BEGIN Records to use

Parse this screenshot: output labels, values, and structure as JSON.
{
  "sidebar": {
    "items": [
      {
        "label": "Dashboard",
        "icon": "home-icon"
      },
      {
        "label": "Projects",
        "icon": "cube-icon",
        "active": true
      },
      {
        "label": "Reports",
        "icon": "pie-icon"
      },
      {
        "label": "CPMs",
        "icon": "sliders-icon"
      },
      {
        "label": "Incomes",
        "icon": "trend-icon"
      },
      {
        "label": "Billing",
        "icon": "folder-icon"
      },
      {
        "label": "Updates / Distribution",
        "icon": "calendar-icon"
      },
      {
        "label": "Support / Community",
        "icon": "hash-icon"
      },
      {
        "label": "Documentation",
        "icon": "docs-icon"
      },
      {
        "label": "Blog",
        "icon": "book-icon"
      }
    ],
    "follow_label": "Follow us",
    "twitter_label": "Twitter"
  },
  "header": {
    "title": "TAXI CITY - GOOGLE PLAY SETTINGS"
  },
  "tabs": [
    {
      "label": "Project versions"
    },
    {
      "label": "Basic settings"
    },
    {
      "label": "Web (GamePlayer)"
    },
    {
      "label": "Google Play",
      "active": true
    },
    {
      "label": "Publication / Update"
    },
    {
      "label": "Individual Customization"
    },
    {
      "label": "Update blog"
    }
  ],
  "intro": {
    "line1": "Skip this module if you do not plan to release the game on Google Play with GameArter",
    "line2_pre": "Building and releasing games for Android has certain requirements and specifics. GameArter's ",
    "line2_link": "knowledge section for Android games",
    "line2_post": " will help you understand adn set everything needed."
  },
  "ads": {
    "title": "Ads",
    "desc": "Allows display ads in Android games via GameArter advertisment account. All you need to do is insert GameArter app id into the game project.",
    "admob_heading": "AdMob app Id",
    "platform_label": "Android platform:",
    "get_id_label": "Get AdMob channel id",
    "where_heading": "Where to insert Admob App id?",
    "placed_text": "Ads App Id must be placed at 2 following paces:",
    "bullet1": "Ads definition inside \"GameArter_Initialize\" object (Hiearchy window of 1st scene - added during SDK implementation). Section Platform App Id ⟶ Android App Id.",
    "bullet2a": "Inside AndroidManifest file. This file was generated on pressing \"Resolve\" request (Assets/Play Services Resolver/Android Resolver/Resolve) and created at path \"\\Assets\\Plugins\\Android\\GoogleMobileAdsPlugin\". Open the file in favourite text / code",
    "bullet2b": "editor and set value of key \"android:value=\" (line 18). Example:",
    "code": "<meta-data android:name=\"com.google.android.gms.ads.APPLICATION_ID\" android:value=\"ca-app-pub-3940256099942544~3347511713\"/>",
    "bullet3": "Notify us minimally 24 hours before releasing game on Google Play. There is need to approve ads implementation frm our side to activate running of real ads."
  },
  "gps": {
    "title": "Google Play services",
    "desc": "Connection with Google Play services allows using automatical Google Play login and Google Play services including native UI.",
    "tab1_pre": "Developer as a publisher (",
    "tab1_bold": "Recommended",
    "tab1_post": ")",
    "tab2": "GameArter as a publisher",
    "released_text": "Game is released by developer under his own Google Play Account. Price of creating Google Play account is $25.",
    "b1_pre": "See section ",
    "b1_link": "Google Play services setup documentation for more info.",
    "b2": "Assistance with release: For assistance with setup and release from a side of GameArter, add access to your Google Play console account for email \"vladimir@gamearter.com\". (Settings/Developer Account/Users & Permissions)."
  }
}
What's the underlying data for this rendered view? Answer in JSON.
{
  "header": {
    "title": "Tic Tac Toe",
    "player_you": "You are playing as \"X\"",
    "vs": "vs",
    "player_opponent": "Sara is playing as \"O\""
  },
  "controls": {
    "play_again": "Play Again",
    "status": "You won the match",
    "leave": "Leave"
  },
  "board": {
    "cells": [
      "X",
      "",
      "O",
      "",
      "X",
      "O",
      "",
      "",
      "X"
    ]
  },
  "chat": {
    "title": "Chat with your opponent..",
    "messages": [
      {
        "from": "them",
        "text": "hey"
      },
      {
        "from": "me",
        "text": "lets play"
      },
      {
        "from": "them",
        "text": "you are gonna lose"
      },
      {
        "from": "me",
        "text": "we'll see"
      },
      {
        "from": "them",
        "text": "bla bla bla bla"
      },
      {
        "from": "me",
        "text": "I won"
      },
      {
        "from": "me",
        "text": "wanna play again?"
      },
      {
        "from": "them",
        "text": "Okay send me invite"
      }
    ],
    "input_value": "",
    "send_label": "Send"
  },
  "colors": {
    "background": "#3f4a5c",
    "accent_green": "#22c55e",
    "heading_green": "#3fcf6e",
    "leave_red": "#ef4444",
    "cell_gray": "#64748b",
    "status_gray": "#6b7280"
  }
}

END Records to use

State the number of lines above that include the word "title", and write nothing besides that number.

5